The “Then” picture in the image sequence above shows the Praetorian Building in 1926, as it once was on 601 Franklin Avenue, Waco, Texas, by photographer Whayne Farmer. Source: Waco-Praetorian Building, General Photo File, The Texas Collection, Baylor University. The “Now’ image is of a similar view of the structure and taken in May 2021, by Geoff Hunt.

A news clipping regarding the Praetorian from the Waco Morning News, May 11, 1916.

This image was taken in 1986 by Carlos Menchu when the structure was vacant. Noticeable is the “Regional Office, Veteran’s Administration,” painted on its side. Source: Waco-Praetorian Building, General Photo File, The Texas Collection, Baylor University.

Works Sourced:

“Lofty ambitions: Praetorian Building in downtown Waco entering 2nd century,” Waco Tribune-Herald, May 12, 2012. https://wacotrib.com/news/local/lofty-ambitions-praetorian-building-in-downtown-waco-entering-2nd-century/article_74127614-b77d-52ba-8f49-aedd3515bd89.html.

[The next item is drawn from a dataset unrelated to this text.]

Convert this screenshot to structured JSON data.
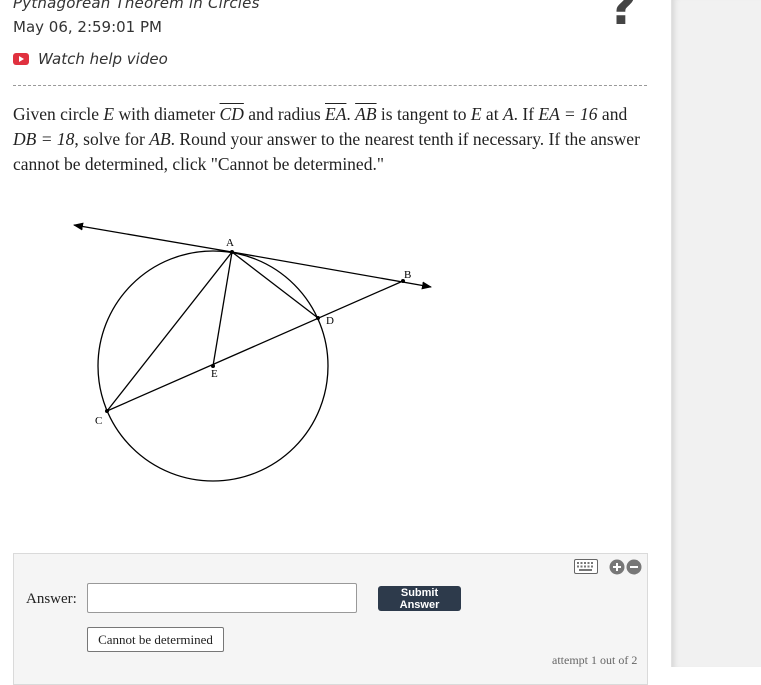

Accessed 5 May 2021. 

Praetorian Building Honored with National Register Listing.” Waco Heritage and History Magazine, Vol. 15, No. 2, Winter 1984. https://digitalcollections-baylor.quartexcollections.com/Documents/Detail/waco-heritage-and-history-vol.-15-no.-2-winter-1984/1530652?item=1530667. Accessed 5 May 2021.  

“The Praetorian’s Building,” Waco Morning News, May 23, 1913.

“Praetorian Building One Handsome Waco Structure,” Waco Morning News, May 11, 1916. 

Sawyer, Amanda. “The Praetorian,” https://wacohistory.org/items/show/106. Accessed 5 May 2021. 

No Comments

Post a Comment